Turkey: Protests against Christmas and New Year celebrations were described as “unprecedented” by Al-Monitor. The campaign was led by the Anatolian Youth Association (AYA), the youth branch of the pro-Islamic Felicity Party. In one instance, members displayed posters in various Istanbul neighborhoods that pictured a Muslim man punching Santa Claus with the slogan “No to New Year’s and Christmas celebrations.” The group also distributed flyers stating, “We are crying out that the New Year’s and Christmas celebrations held in our country are wrong and constitute a blow dealt to our Muslim identity. “ On 26 December at Beyazit Square in Istanbul, the AYA stabbed an inflatable Santa while chanting against Christmas and New Year celebrations. One Christian bishop expressed concerns that the Santa parody was “like a rehearsal” for attacks on real people: “A handful of Christians are left in this country, and such incidents naturally cause fear… The savage murders of missionaries took place in the wake of similar hate campaigns.”

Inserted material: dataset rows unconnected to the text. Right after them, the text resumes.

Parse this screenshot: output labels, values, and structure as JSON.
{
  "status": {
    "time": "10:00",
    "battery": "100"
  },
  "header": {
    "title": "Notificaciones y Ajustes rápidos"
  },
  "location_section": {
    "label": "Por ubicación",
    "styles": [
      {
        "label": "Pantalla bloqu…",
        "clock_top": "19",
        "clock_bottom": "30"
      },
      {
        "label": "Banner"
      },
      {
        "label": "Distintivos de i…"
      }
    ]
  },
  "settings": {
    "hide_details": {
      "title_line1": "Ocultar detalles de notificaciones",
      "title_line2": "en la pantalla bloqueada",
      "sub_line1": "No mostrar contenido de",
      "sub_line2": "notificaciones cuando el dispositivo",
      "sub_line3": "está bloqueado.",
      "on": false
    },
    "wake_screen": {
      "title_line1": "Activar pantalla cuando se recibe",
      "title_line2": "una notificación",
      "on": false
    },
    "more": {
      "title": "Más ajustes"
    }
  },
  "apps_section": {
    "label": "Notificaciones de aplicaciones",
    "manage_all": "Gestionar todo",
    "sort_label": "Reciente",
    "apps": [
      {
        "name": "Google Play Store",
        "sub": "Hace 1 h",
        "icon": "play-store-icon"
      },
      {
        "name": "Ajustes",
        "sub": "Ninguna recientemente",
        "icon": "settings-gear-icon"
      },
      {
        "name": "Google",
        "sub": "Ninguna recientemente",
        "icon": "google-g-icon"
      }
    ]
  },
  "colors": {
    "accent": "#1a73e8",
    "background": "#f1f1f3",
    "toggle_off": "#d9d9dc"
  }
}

About this Series
The persecution of Christians in the Islamic world has become endemic. Accordingly, “Muslim Persecution of Christians” was developed to collate some—by no means all—of the instances of persecution that surface each month. It serves two purposes:
1) To document that which the mainstream media does not: the habitual, if not chronic, persecution of Christians.
2) To show that such persecution is not “random,” but systematic and interrelated—that it is rooted in a worldview inspired by Islamic Sharia.
Accordingly, whatever the anecdote of persecution, it typically fits under a specific theme, including hatred for churches and other Christian symbols; apostasy, blasphemy, and proselytism laws that criminalize and sometimes punish with death those who “offend” Islam; sexual abuse of Christian women; forced conversions to Islam; theft and plunder in lieu of jizya (financial tribute expected from non-Muslims); overall expectations for Christians to behave like cowed dhimmis, or second-class, “tolerated” citizens; and simple violence and murder. Sometimes it is a combination thereof.
Because these accounts of persecution span different ethnicities, languages, and locales—from Morocco in the West, to Indonesia in the East—it should be clear that one thing alone binds them: Islam—whether the strict application of Islamic Sharia law, or the supremacist culture born of it.
- December, 2013
- November, 2013
- October, 2013
- September, 2013
- August, 2013
- July, 2013
- June, 2013
- May, 2013
- April, 2013
- March, 2013
- February, 2013
- January, 2013
- December, 2012
- November, 2012
- October, 2012
- September, 2012
- August, 2012
- July, 2012
- June, 2012
- May, 2012
- April, 2012
- March, 2012
- February, 2012
- January, 2012
- December, 2011
- November, 2011
- October, 2011
- September, 2011
- August, 2011
- July, 2011